His players were his refuge, and Monday night they provided the ultimate comfort: the Huskies' third national championship.
Calhoun, a 68-year-old cancer survivor, is immeasurably grateful.
"I've been fortunate enough to have some great teams at UConn," he said after the Huskies' 53-41 title-game conquest of Butler. "Very honestly, this group to me will always be incredibly special. They're all special in their own way. But I needed this team. Very rarely does a coach say that.
"But I needed this team every day for 109 practice sessions, for their walk-ons. For everybody involved, they truly were brothers, they truly were trusting of each other and very, very special."
UConn's season was as flawed as its coach. The Huskies (32-9) lost more games than any national champion since Kansas' 11 in 1988. They dropped four of five to close the regular season and finished ninth in the thorny Big East Conference.
But no team in college basketball history has even been better in a tournament format.
The Huskies in November captured the prestigious Maui Invitational, defeating Wichita State, Michigan State and Kentucky, postseason outfits all. At the Big East tournament, UConn won an unprecedented, five-games-in-five days, the last four against ranked opponents, to earn the conference championship.
Many wondered whether the gauntlet drained the Huskies. Instead, it empowered them.
None of the Huskies' six NCAA opponents shot better than 42.5 percent, and Butler rattled by UConn's size and the big stage, shot 18.6 percent, the worst in title-game history.
Most staggering, that defense allowed UConn to survive the worst 3-point shooting in Final Four history. The Huskies made 2-of-23 attempts from beyond the arc at the Final Four, 1-of-12 versus Kentucky and 1-of-11 against Butler.
Yet they won the national championship!
UConn's 1-for-11 matched Duke in 1990 for the lowest in a title game. Those Blue Devils lost to UNLV by 30 points.
"We thought the way to disguise our youth was get better at defense every day," said Calhoun, who started three freshmen and a sophomore Monday. "Down the stretch, we would take literally 50 percent of practice on nothing but defense. That's much more than almost any other team I've done."
The Huskies ended last year with an NIT loss at Virginia Tech and began this season unranked. Moreover, no one envisioned Walker becoming the nation's best player, a 6-foot-1 junior who craved, and made, countless big shots.
Monday morning he received the Bob Cousy Award as college basketball's top point guard. Monday evening he was named the Final Four's most outstanding player.

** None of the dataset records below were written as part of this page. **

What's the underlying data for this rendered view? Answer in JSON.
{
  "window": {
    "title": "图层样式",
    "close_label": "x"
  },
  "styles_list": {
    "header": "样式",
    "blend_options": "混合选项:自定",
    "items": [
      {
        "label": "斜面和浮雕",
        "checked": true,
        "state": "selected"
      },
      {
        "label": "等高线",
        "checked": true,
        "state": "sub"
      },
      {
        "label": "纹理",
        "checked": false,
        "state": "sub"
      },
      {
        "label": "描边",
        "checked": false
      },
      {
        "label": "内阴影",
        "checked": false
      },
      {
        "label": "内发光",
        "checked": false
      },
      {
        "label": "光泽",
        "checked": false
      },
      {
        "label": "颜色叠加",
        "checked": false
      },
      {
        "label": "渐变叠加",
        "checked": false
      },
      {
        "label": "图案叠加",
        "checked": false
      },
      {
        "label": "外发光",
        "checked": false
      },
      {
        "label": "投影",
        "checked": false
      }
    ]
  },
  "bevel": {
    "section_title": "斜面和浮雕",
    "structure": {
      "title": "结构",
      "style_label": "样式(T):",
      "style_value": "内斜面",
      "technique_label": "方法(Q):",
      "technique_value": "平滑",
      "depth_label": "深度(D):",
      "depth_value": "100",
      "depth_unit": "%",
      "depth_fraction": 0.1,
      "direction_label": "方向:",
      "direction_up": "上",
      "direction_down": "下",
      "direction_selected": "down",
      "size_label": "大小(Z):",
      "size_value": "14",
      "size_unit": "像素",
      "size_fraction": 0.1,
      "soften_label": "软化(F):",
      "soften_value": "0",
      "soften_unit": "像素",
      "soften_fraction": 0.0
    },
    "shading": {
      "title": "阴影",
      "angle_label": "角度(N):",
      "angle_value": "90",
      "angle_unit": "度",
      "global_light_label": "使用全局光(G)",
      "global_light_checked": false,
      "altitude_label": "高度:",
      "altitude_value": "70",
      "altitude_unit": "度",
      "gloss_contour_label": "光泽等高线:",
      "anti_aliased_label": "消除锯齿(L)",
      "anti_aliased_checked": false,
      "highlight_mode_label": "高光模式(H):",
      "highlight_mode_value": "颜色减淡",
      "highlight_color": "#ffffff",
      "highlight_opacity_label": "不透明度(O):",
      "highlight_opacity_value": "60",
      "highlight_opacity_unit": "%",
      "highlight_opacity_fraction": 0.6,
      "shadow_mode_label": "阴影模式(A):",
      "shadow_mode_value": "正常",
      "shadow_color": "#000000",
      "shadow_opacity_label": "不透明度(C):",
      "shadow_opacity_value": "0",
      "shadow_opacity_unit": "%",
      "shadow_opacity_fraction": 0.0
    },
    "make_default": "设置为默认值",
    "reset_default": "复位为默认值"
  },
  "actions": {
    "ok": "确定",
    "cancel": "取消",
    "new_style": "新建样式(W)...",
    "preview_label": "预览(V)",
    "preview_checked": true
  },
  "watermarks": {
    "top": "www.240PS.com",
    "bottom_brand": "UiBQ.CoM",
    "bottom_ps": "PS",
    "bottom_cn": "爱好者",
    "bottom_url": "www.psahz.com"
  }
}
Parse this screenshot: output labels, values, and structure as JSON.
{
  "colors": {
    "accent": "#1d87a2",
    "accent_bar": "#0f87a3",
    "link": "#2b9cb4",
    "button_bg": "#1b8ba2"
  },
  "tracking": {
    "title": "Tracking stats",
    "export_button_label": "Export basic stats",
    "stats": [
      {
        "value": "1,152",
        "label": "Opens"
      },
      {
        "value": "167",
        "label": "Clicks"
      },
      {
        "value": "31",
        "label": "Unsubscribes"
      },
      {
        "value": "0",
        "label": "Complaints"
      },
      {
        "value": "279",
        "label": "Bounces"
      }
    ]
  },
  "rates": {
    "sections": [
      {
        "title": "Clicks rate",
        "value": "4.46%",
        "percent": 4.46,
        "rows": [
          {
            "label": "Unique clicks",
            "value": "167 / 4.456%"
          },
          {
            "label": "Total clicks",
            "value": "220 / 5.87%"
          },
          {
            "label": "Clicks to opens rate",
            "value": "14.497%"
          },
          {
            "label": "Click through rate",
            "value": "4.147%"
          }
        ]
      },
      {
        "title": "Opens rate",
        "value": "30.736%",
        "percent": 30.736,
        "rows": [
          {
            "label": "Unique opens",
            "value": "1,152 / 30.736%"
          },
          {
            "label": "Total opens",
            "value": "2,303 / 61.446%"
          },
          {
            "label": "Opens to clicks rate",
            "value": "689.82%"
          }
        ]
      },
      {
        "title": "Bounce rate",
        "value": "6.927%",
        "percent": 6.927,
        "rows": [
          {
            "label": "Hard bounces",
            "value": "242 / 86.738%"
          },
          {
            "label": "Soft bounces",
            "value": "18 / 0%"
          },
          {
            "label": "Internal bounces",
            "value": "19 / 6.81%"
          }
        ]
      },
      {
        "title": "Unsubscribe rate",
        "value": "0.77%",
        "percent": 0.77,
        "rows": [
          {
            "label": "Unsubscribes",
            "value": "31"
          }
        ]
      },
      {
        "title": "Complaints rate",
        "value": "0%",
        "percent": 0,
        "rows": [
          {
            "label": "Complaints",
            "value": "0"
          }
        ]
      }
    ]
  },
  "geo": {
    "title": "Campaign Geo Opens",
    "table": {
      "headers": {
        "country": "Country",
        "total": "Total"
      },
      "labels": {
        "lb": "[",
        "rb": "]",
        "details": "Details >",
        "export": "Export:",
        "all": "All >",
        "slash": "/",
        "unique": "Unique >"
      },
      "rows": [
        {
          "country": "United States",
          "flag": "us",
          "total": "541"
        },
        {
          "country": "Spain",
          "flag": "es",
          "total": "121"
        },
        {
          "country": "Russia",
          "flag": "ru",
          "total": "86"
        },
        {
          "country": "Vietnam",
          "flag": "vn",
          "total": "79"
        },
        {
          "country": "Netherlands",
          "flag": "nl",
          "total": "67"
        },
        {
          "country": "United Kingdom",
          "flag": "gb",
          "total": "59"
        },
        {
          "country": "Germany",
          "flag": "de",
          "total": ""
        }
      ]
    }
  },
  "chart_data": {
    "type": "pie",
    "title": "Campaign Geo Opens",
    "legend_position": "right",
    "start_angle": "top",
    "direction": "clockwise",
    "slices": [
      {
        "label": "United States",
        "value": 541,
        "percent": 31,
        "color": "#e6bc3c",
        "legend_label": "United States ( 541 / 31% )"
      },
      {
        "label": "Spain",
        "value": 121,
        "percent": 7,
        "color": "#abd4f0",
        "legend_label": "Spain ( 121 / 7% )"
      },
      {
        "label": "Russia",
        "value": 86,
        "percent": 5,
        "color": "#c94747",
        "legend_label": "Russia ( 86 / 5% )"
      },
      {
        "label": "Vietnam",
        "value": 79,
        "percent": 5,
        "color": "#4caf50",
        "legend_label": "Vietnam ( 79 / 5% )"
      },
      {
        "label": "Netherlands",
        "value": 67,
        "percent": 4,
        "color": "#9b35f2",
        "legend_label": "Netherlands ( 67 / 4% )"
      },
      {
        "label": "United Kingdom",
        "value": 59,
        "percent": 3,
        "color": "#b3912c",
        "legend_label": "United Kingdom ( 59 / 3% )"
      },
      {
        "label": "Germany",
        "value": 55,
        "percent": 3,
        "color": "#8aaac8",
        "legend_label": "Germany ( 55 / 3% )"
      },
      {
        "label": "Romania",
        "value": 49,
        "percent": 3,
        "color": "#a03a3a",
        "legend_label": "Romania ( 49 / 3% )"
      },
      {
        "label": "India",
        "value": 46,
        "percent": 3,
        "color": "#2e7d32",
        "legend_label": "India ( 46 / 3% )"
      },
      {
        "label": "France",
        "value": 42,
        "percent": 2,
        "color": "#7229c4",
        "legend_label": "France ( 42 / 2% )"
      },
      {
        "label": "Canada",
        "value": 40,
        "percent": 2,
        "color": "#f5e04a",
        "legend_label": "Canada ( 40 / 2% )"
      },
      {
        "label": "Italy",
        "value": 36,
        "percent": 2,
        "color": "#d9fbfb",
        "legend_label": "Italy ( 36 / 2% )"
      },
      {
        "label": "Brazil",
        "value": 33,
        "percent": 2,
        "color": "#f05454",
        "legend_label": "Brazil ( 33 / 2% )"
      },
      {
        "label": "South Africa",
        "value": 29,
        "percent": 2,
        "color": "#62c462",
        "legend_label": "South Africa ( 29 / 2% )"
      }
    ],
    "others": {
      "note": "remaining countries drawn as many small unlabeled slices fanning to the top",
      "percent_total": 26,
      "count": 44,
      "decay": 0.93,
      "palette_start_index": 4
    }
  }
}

"From last season, the loss to Virginia Tech, Coach, he gave me the keys," Walker said. "From that point on, I just drove."
Calhoun drives himself and his players like few others. But this year wore on him, particularly in February, when the NCAA cut his program's scholarships and suspended him for three Big East games next season.
So college basketball was left with an unseemly ceremony in which a sanctioned coach accepted the championship trophy from a tournament chairman, Ohio State athletic director Gene Smith, who oversees a sanctioned football program.
"The only thing that was hurtful about the NCAA wasn't the situation," Calhoun said. "I took full responsibility for secondary offenses that took place in my program. There were some people that felt it was a great time to take cheap shots. That was the only hurtful part. People I like. People I don't know."
"I think we helped him overcome everything," Walker said. "I think we made his year."
"The gift of trust, the gift of faith they had in me," Calhoun said, "their inability to ever give in. That's what I got into 40-some years ago when I became a high school teacher/coach. I couldn't ask for a better gift.
"Sometimes you kind of need that. When a team gives you that, this is as sweet a ride as I've ever been on my life clearly."
Any thoughts of retirement?
"Simply it's going to be what I feel passionately, can I give the kids everything humanly possible that I can?" Calhoun said. "If I can, I'll coach as long as I can keep on doing it. If I decide that I don't, then I'll move on to something because I do have an incredible life with my family and friends and other things that I do."